■ **Task prompt**
Every picture should be left out, but the lines below must be repeated exactly.

■ **Records provided**
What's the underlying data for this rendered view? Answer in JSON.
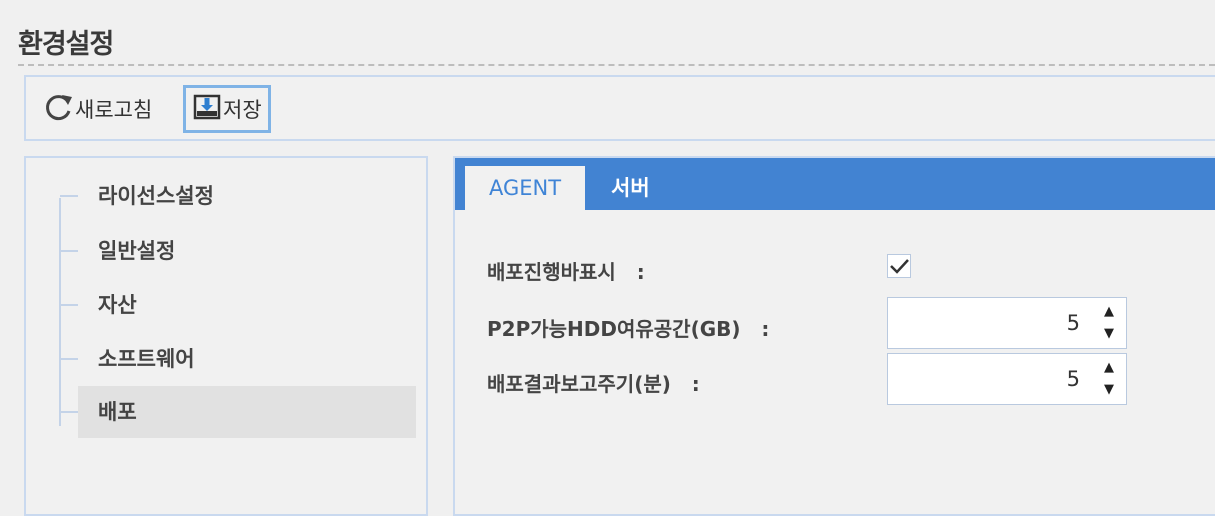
{
  "page": {
    "title": "환경설정"
  },
  "toolbar": {
    "refresh_label": "새로고침",
    "save_label": "저장"
  },
  "tree": {
    "items": [
      {
        "label": "라이선스설정"
      },
      {
        "label": "일반설정"
      },
      {
        "label": "자산"
      },
      {
        "label": "소프트웨어"
      },
      {
        "label": "배포",
        "selected": true
      }
    ]
  },
  "tabs": [
    {
      "label": "AGENT",
      "active": true
    },
    {
      "label": "서버",
      "active": false
    }
  ],
  "form": {
    "show_progress": {
      "label": "배포진행바표시",
      "separator": ":",
      "checked": true
    },
    "p2p_hdd_space": {
      "label": "P2P가능HDD여유공간(GB)",
      "separator": ":",
      "value": "5"
    },
    "report_interval": {
      "label": "배포결과보고주기(분)",
      "separator": ":",
      "value": "5"
    }
  },
  "colors": {
    "tab_bar": "#4283d2",
    "active_tab_text": "#3f84d6",
    "border": "#c9d9ef",
    "selected_bg": "#e1e1e1"
  }
}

■ **Task response**
What's the underlying data for this rendered view? Answer in JSON.
{
  "page": {
    "title": "환경설정"
  },
  "toolbar": {
    "refresh_label": "새로고침",
    "save_label": "저장"
  },
  "tree": {
    "items": [
      {
        "label": "라이선스설정"
      },
      {
        "label": "일반설정"
      },
      {
        "label": "자산"
      },
      {
        "label": "소프트웨어"
      },
      {
        "label": "배포",
        "selected": true
      }
    ]
  },
  "tabs": [
    {
      "label": "AGENT",
      "active": true
    },
    {
      "label": "서버",
      "active": false
    }
  ],
  "form": {
    "show_progress": {
      "label": "배포진행바표시",
      "separator": ":",
      "checked": true
    },
    "p2p_hdd_space": {
      "label": "P2P가능HDD여유공간(GB)",
      "separator": ":",
      "value": "5"
    },
    "report_interval": {
      "label": "배포결과보고주기(분)",
      "separator": ":",
      "value": "5"
    }
  },
  "colors": {
    "tab_bar": "#4283d2",
    "active_tab_text": "#3f84d6",
    "border": "#c9d9ef",
    "selected_bg": "#e1e1e1"
  }
}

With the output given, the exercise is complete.